The transpiration pull is initiated by the movement of water from the leaves to the
surrounding air. By what process does water vapor leave the stomata? (A) Active transport, (B) oxidation, (C) evaporation, or (D) condensation.
This diagram shows the cross section through a leaf. The orange structures represent the xylem vessels, which are responsible for
transporting water up the stem of the plant, from the roots to the leaves. Represented in pink is the phloem tissue, which transports sugars up and down the
stem of the plant. We can also see a stoma, plural stomata, which is a pore on the underside of the leaf
that opens and closes in response to changing environmental conditions. For example, stomata, like the one we can see here, are open in the light.
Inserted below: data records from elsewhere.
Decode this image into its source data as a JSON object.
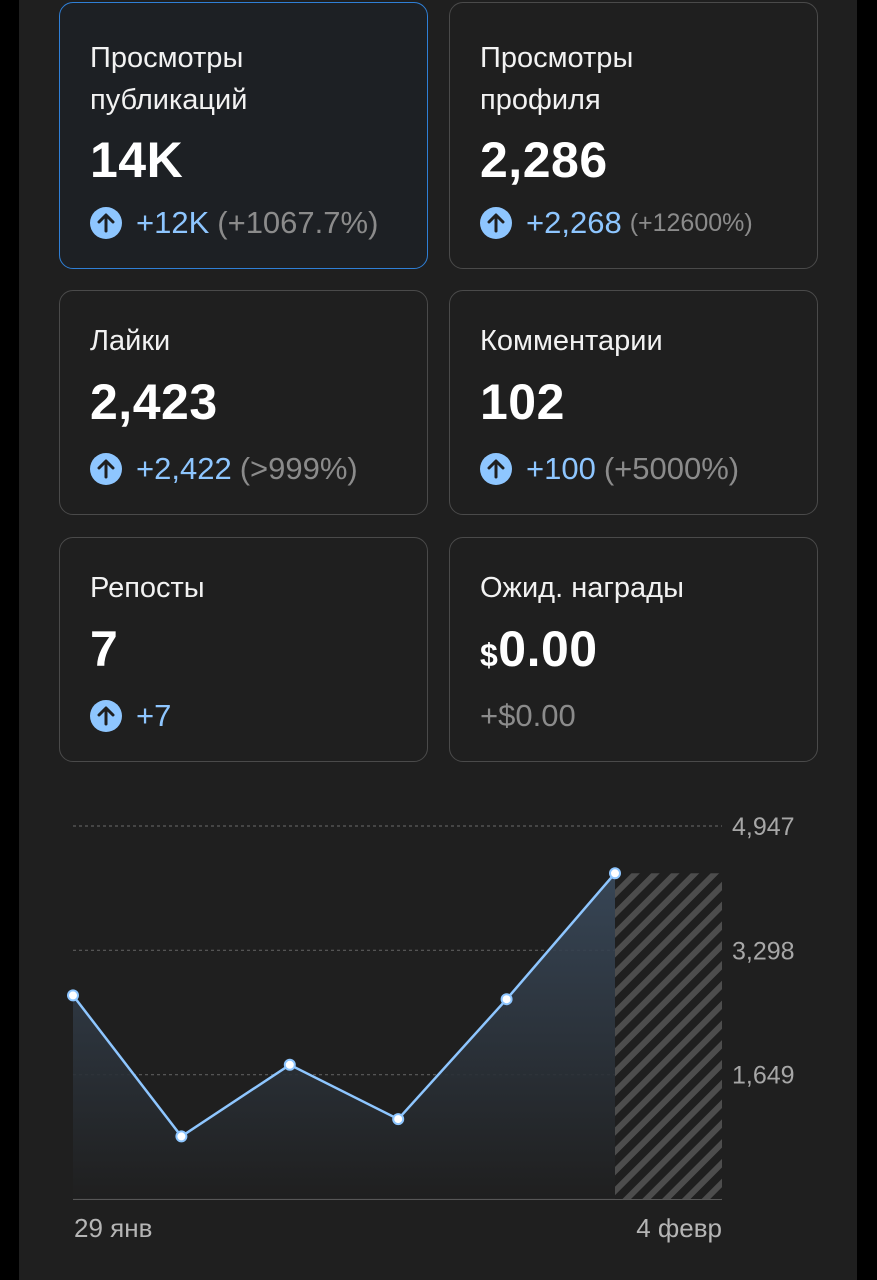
{
  "colors": {
    "background": "#1f1f1f",
    "card_border": "#4a4a4a",
    "selected_border": "#2f7fd6",
    "accent": "#8ec6ff",
    "muted": "#8b8b8b",
    "line": "#8ec6ff"
  },
  "cards": [
    {
      "title": "Просмотры\nпубликаций",
      "value": "14K",
      "delta": "+12K",
      "pct": "(+1067.7%)",
      "selected": true,
      "icon": "arrow-up-circle-icon"
    },
    {
      "title": "Просмотры\nпрофиля",
      "value": "2,286",
      "delta": "+2,268",
      "pct": "(+12600%)",
      "selected": false,
      "icon": "arrow-up-circle-icon"
    },
    {
      "title": "Лайки",
      "value": "2,423",
      "delta": "+2,422",
      "pct": "(>999%)",
      "selected": false,
      "icon": "arrow-up-circle-icon"
    },
    {
      "title": "Комментарии",
      "value": "102",
      "delta": "+100",
      "pct": "(+5000%)",
      "selected": false,
      "icon": "arrow-up-circle-icon"
    },
    {
      "title": "Репосты",
      "value": "7",
      "delta": "+7",
      "pct": "",
      "selected": false,
      "icon": "arrow-up-circle-icon"
    },
    {
      "title": "Ожид. награды",
      "currency": "$",
      "value": "0.00",
      "delta": "+$0.00",
      "pct": "",
      "selected": false,
      "icon": ""
    }
  ],
  "chart_data": {
    "type": "area",
    "x_labels": [
      "29 янв",
      "4 февр"
    ],
    "y_ticks": [
      "4,947",
      "3,298",
      "1,649"
    ],
    "y_tick_values": [
      4947,
      3298,
      1649
    ],
    "ylim": [
      0,
      4947
    ],
    "values": [
      2700,
      830,
      1780,
      1060,
      2650,
      4320
    ],
    "points": 6,
    "hatched_future_segment": true,
    "grid": "dashed horizontal",
    "y_axis_side": "right"
  }
}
This allows lots of carbon dioxide to diffuse into the leaves for photosynthesis.
Now let’s turn our attention to the movement of water out of the leaves. When water reaches the leaf, it exits the xylem vessels and moves through the spongy
mesophyll cells and into the air spaces by osmosis. In the air spaces, the water changes state and turns from a liquid into a gas called
water vapor. Because there is a higher concentration of water vapor inside the leaf than outside,
the water vapor moves out of the leaf through the stomata by diffusion. This process is known as evaporation.
We have therefore determined that the correct answer is (C). The process by which water vapor leaves the stomata is evaporation.